Welcome to another edition of my newsletter.
This week was again very busy. And another late edition of my newsletter. I need to start thinking of ways to schedule it so that it always goes out at the same time. In creator terminology I need to buckle up my content generation and publishing engine
We had a huge garden party in our house where 80 people came. But the best thing about the party was that we had a live dosa corner where the person served hot dosas. I had 5 dosas and many other snacks. The idea of someone serving you live dosa has become a hit with me.
My wife also ran her third 10K in the last 5 weeks and she has shaved almost 9 minutes from her original time. It was around the wonderful Hyde Park and I and our son had a great time cheering his mom and strolling around the park. We then went to The Kati Roll Company for a quick bite.
We also had the traditional Onam Sadhya at Tindli. Onam is celebrated every year in the southern state of Kerala in India. And during this festival, they serve the Sadhya. It's a meal served on a banana leaf with almost 30 different items, and all vegetarian.
Basically, the whole week went in eating 🤣
🔤 English alphabetical order
During the parade of nations at the 2008 Beijing Summer Olympics, Greece’s athletes entered the stadium first, as per a long-standing tradition. But instead of following in alphabetical order, other countries came out in a sequence corresponding to the number of strokes each nation’s name had in Chinese characters. Jamaica, for example, was followed by
So much of what we use every day is taken for granted. For example, the English alphabets are 26 in number but there is a very specific order to it. Till I read the above article, I never questioned the specific order of the English alphabet.
Each alphabet represents a sound. Some sounds are made without closing the lips, called vowels. Some sounds are made by closing the lips, called consonants. These sounds have to be represented in the written form and that's where the alphabets kick in. There are many languages in the world and each language represents its sounds through its own alphabet. This article talks about the various Indian scripts.

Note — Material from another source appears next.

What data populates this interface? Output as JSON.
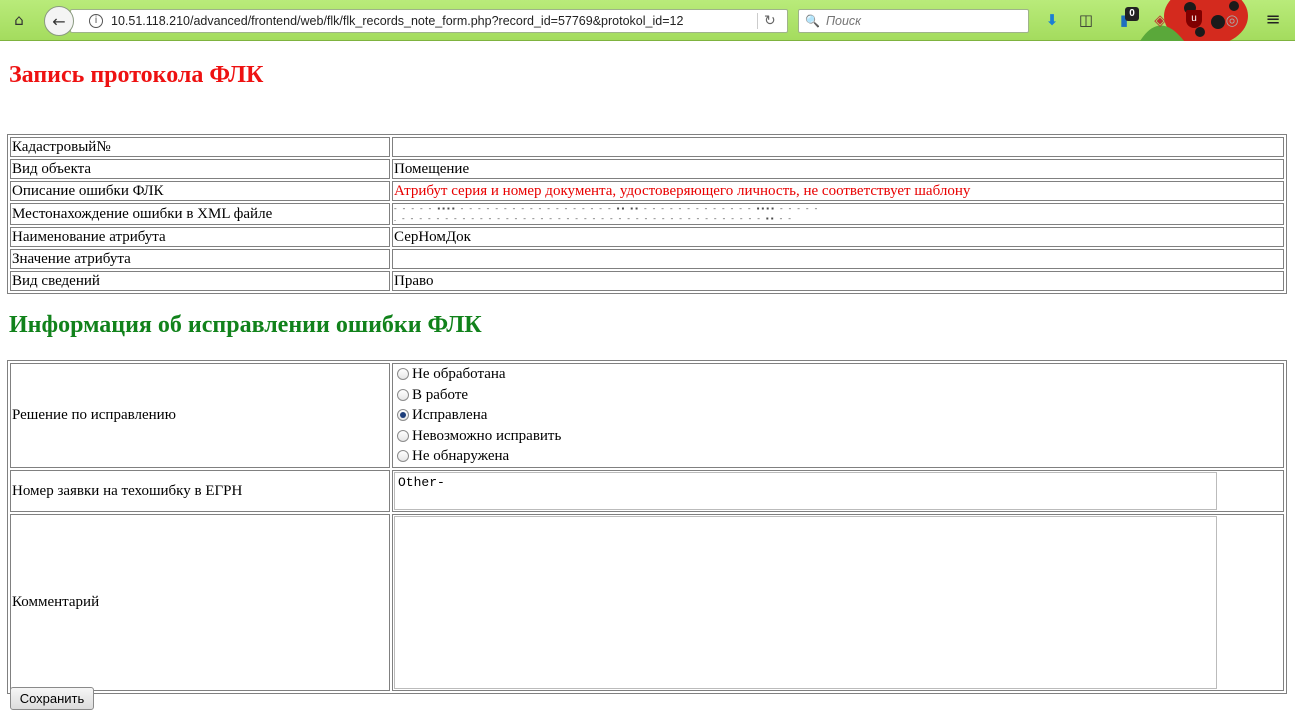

This is a very interesting statement which I never thought about. My name starts with an A but my surname starts with an S. During my college and school days I was always at the top of the attendance list or for viva exams. I used to hate when they called my name early and wished my name would start with some letter later in the alphabet.
Hopefully, things are changing and the order is no longer that important 🙂.

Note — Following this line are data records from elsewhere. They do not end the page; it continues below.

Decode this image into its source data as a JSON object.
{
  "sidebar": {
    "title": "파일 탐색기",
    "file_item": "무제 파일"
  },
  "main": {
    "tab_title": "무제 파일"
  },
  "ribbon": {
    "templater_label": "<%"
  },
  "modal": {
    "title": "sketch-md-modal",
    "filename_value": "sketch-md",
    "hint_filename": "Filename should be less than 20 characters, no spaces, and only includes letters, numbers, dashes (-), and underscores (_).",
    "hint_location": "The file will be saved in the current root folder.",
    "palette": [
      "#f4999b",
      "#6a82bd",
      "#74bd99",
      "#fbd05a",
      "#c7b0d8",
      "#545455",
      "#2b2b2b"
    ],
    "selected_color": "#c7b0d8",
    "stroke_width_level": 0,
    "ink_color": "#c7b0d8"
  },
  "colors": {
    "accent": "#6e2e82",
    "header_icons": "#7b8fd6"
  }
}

©️ Creative Commons licenses
I have subscribed to this newsletter from Future. In the most recent newsletter, there was an article on NFT and CC0. I know what NFTs are but didn't know what CC0 was. So I googled and found out about Creative Commons.
Creative Commons licenses give everyone from individual creators to large institutions a standardized way to grant the public permission to use their creative work under copyright law. From the reuser’s perspective, the presence of a Creative Commons license on a copyrighted work answers the question, “What can I do with this work?”
As a creator, creating and publishing content regularly is really important. But protecting that content and also making sure it's shared correctly is equally important.
Creative Commons licenses are basically a way to allow others to use our content based on our intention. And these licenses are broadly classified as follows -
Each license grants the user respective permissions, as intended by the creator, based on certain conditions stated below -
BY - Credit must be given to the creator
SA - Adaptations must be shared under the same terms
ND - No derivatives or adaptations of the work are permitted
NC - Only noncommercial uses of the work are permitted
This ensures that any creative work in the public domain is rightly attributed. I have not been using CC licenses for the work I have been doing, but I will start using them.
👗 AI fashion show
This is one of the most amazing videos I have seen during the whole week.
A lot of times when people talk about software testing, they focus primarily on testing at the end of the phase, just before the software is released to customers. But testing is much more than that.
It's about asking questions. It's about understanding the risks. It's about thinking about what the customer wants (which itself is very difficult).
Testing is not about clicking buttons, it's not about writing tests and executing them. It's a way of thinking and not many people appreciate that.
I wrote an article last year on whether testing can be automated.
And one of the things I really liked in this podcast is the focus on testing and not automation.
Thank you so much once again for reading my newsletter this week. Please feel free to Buy me a coffee if you are enjoying what I am sharing.
Until we meet again next week, please start exploring, stay humble, rest more, and be kind to others.